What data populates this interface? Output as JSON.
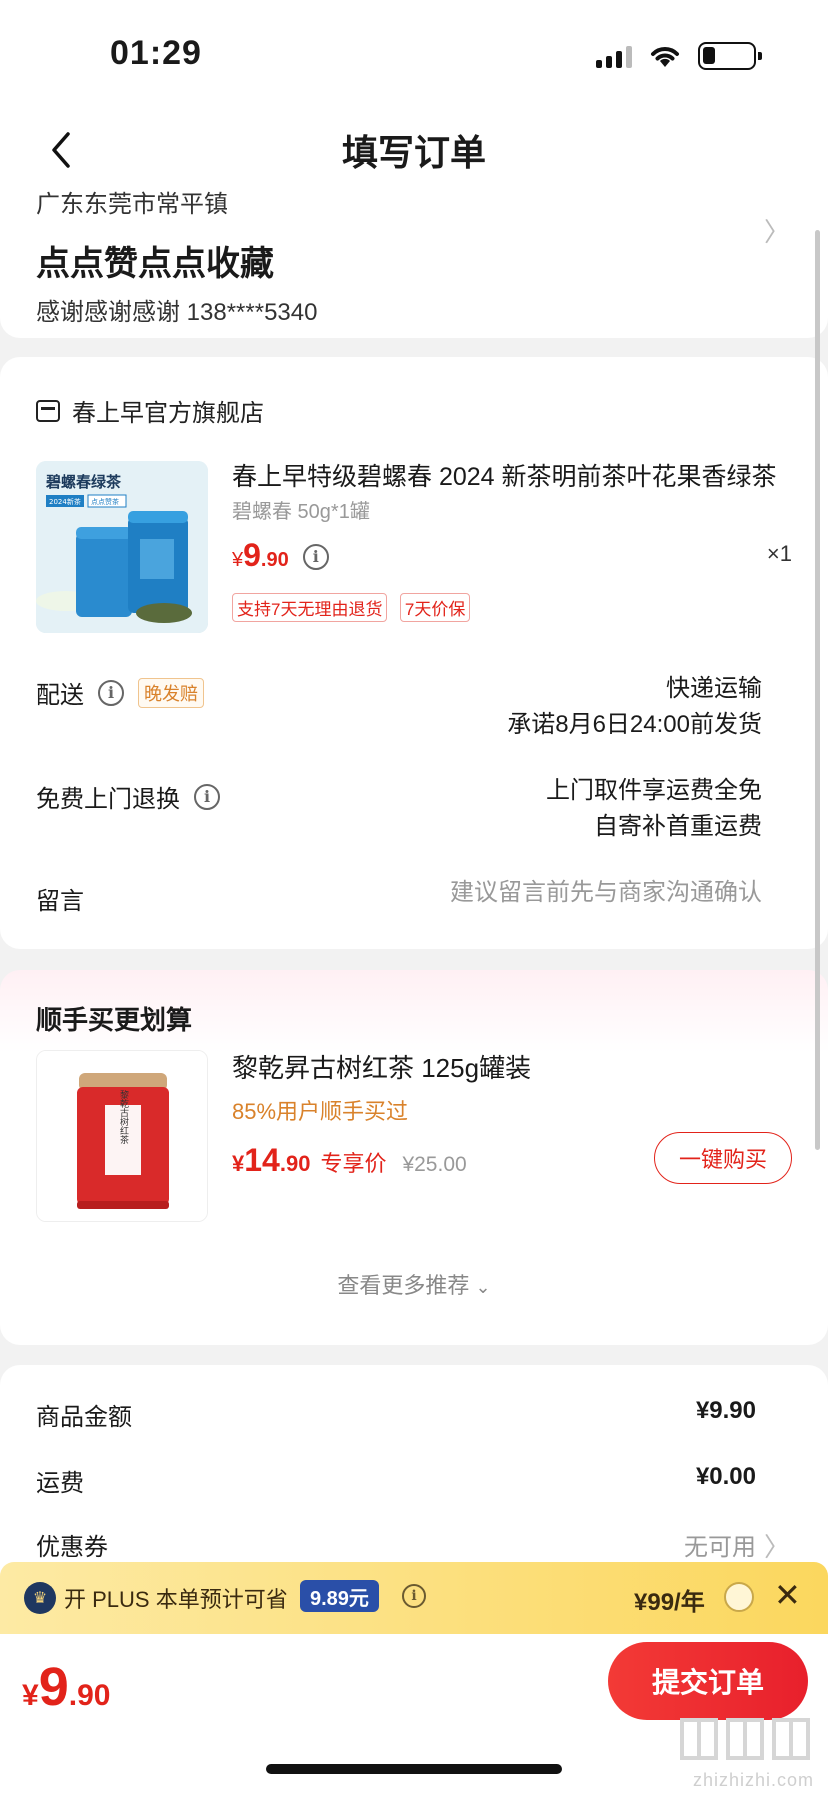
{
  "status_bar": {
    "time": "01:29"
  },
  "nav": {
    "title": "填写订单"
  },
  "address": {
    "region": "广东东莞市常平镇",
    "detail": "点点赞点点收藏",
    "contact": "感谢感谢感谢  138****5340"
  },
  "shop": {
    "name": "春上早官方旗舰店"
  },
  "product": {
    "title": "春上早特级碧螺春 2024 新茶明前茶叶花果香绿茶",
    "spec": "碧螺春 50g*1罐",
    "currency": "¥",
    "price_int": "9",
    "price_dec": ".90",
    "qty": "×1",
    "tags": [
      "支持7天无理由退货",
      "7天价保"
    ],
    "image_text": "碧螺春绿茶",
    "image_badges": [
      "2024新茶",
      "点点赞茶"
    ]
  },
  "delivery": {
    "label": "配送",
    "late_tag": "晚发赔",
    "method": "快递运输",
    "promise": "承诺8月6日24:00前发货"
  },
  "return_service": {
    "label": "免费上门退换",
    "line1": "上门取件享运费全免",
    "line2": "自寄补首重运费"
  },
  "message": {
    "label": "留言",
    "placeholder": "建议留言前先与商家沟通确认"
  },
  "recommend": {
    "title": "顺手买更划算",
    "name": "黎乾昇古树红茶 125g罐装",
    "meta": "85%用户顺手买过",
    "currency": "¥",
    "price_int": "14",
    "price_dec": ".90",
    "price_label": "专享价",
    "original_price": "¥25.00",
    "buy_label": "一键购买",
    "more_label": "查看更多推荐",
    "image_text": "黎乾古树红茶"
  },
  "summary": {
    "rows": [
      {
        "label": "商品金额",
        "value": "¥9.90"
      },
      {
        "label": "运费",
        "value": "¥0.00"
      },
      {
        "label": "优惠券",
        "value": "无可用"
      }
    ]
  },
  "plus": {
    "text": "开 PLUS 本单预计可省",
    "amount": "9.89元",
    "price": "¥99/年"
  },
  "footer": {
    "currency": "¥",
    "total_int": "9",
    "total_dec": ".90",
    "submit_label": "提交订单",
    "watermark": "zhizhizhi.com"
  },
  "colors": {
    "accent_red": "#e2231a",
    "plus_yellow": "#fbd75e",
    "plus_blue": "#2a4fa8",
    "orange_text": "#d9822b"
  },
  "icons": [
    "back-icon",
    "store-icon",
    "info-icon",
    "chevron-right-icon",
    "chevron-down-icon",
    "plus-logo-icon",
    "close-icon",
    "signal-icon",
    "wifi-icon",
    "battery-icon"
  ]
}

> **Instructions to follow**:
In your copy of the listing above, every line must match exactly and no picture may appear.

> **Response**:
What data populates this interface? Output as JSON.
{
  "status_bar": {
    "time": "01:29"
  },
  "nav": {
    "title": "填写订单"
  },
  "address": {
    "region": "广东东莞市常平镇",
    "detail": "点点赞点点收藏",
    "contact": "感谢感谢感谢  138****5340"
  },
  "shop": {
    "name": "春上早官方旗舰店"
  },
  "product": {
    "title": "春上早特级碧螺春 2024 新茶明前茶叶花果香绿茶",
    "spec": "碧螺春 50g*1罐",
    "currency": "¥",
    "price_int": "9",
    "price_dec": ".90",
    "qty": "×1",
    "tags": [
      "支持7天无理由退货",
      "7天价保"
    ],
    "image_text": "碧螺春绿茶",
    "image_badges": [
      "2024新茶",
      "点点赞茶"
    ]
  },
  "delivery": {
    "label": "配送",
    "late_tag": "晚发赔",
    "method": "快递运输",
    "promise": "承诺8月6日24:00前发货"
  },
  "return_service": {
    "label": "免费上门退换",
    "line1": "上门取件享运费全免",
    "line2": "自寄补首重运费"
  },
  "message": {
    "label": "留言",
    "placeholder": "建议留言前先与商家沟通确认"
  },
  "recommend": {
    "title": "顺手买更划算",
    "name": "黎乾昇古树红茶 125g罐装",
    "meta": "85%用户顺手买过",
    "currency": "¥",
    "price_int": "14",
    "price_dec": ".90",
    "price_label": "专享价",
    "original_price": "¥25.00",
    "buy_label": "一键购买",
    "more_label": "查看更多推荐",
    "image_text": "黎乾古树红茶"
  },
  "summary": {
    "rows": [
      {
        "label": "商品金额",
        "value": "¥9.90"
      },
      {
        "label": "运费",
        "value": "¥0.00"
      },
      {
        "label": "优惠券",
        "value": "无可用"
      }
    ]
  },
  "plus": {
    "text": "开 PLUS 本单预计可省",
    "amount": "9.89元",
    "price": "¥99/年"
  },
  "footer": {
    "currency": "¥",
    "total_int": "9",
    "total_dec": ".90",
    "submit_label": "提交订单",
    "watermark": "zhizhizhi.com"
  },
  "colors": {
    "accent_red": "#e2231a",
    "plus_yellow": "#fbd75e",
    "plus_blue": "#2a4fa8",
    "orange_text": "#d9822b"
  },
  "icons": [
    "back-icon",
    "store-icon",
    "info-icon",
    "chevron-right-icon",
    "chevron-down-icon",
    "plus-logo-icon",
    "close-icon",
    "signal-icon",
    "wifi-icon",
    "battery-icon"
  ]
}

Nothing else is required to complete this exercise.